Refacing Concrete Steps With Brick
A level may be a mason's best friend, but to cover up an unsightly set of concrete steps, an experienced eye takes over.
Synopsis: The author and his partner are asked to cover a set of concrete steps and a pair of wood posts with brick. This article explains the process, including how they overcame problems such as finding risers of uneven height. Two short companion articles detail the brick herringbone pattern they used and the process of turning wood posts into brick columns.
Some masons guard their levels more closely than their wallets. No one, not even their apprentices, is allowed to touch them. Because so much depends on a level, it must be kept pristine and true. A mason’s level should be used only to check alignment of materials and never used to force those materials into place.
However, there are times when this tool must be set aside, even when setting brick. Because of their uniform shape, you’d think that bricks should always be set level and plumb. But unless you want a helter-skelter appearance, the rule is that bricks should look level and plumb, even if they aren’t.
So many questions, so many bricks
Trying to maintain a level look gets even trickier and more challenging when several intersecting, irregular, sloping surfaces come into play. On this project, my partner and I were asked to set a brick veneer over an existing concrete entryway with a bottom landing and three steps up to a large top landing. At first glance, it seemed simple. After all, a good, solid foundation for the brick was already in place.
But a closer look revealed many complications. First, the risers for the stairs varied from 6 in. to 6 1/2 in. We could compensate for the uneven concrete surfaces with the mortar layer, but the overall size of the slab had been set without considering the finished dimensions of any veneering material. So we needed to make the brick fit the existing dimensions of the concrete. A cut brick inserted into an odd gap could look like a mistake or an afterthought.

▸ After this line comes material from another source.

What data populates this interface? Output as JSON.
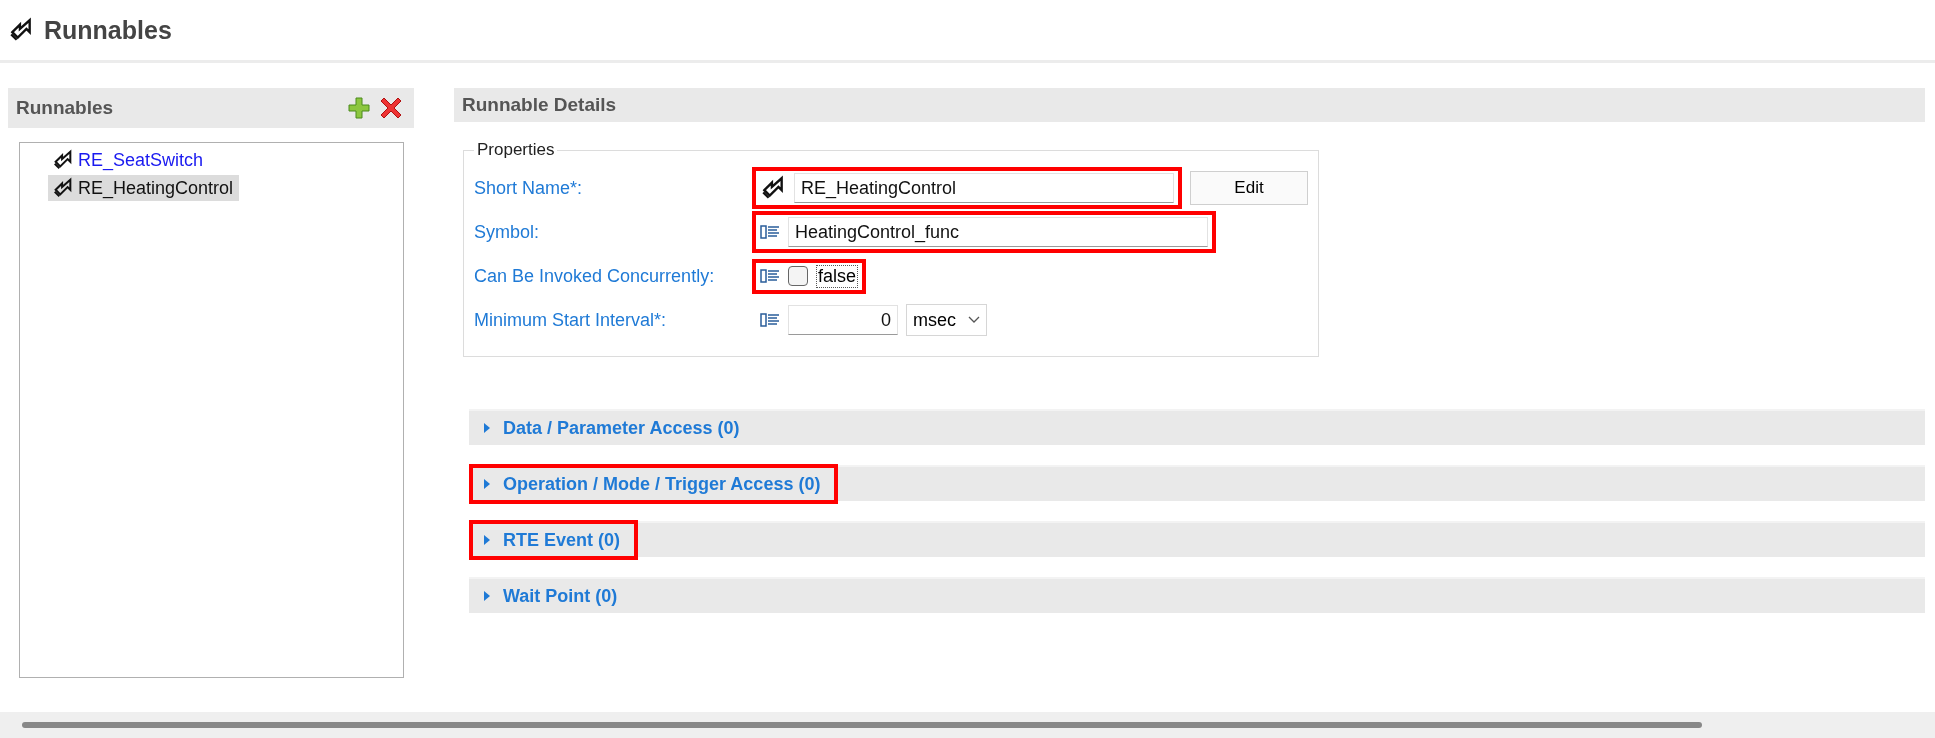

To complicate matters further, our clients also asked us to surround 4×4 wooden posts so that the hefty roof over the entry would appear to be supported by substantial brick columns. The idea was good in theory, but the concrete ledge outside the posts was too narrow to support even the width of a brick.
Last, we had to anticipate how the brick would meet the house at both the siding and at the door threshold. All these questions had to be answered before we set the first brick.
Sides are veneered first
All surfaces exposed to the weather should be sloped at least 1/4 in. per ft. for drainage. Luckily, the surfaces of the concrete landings on this job were sloped slightly more than that, so the bricks placed on top of the landings could maintain that slope.
For more photos, drawings, and details, click the View PDF button below: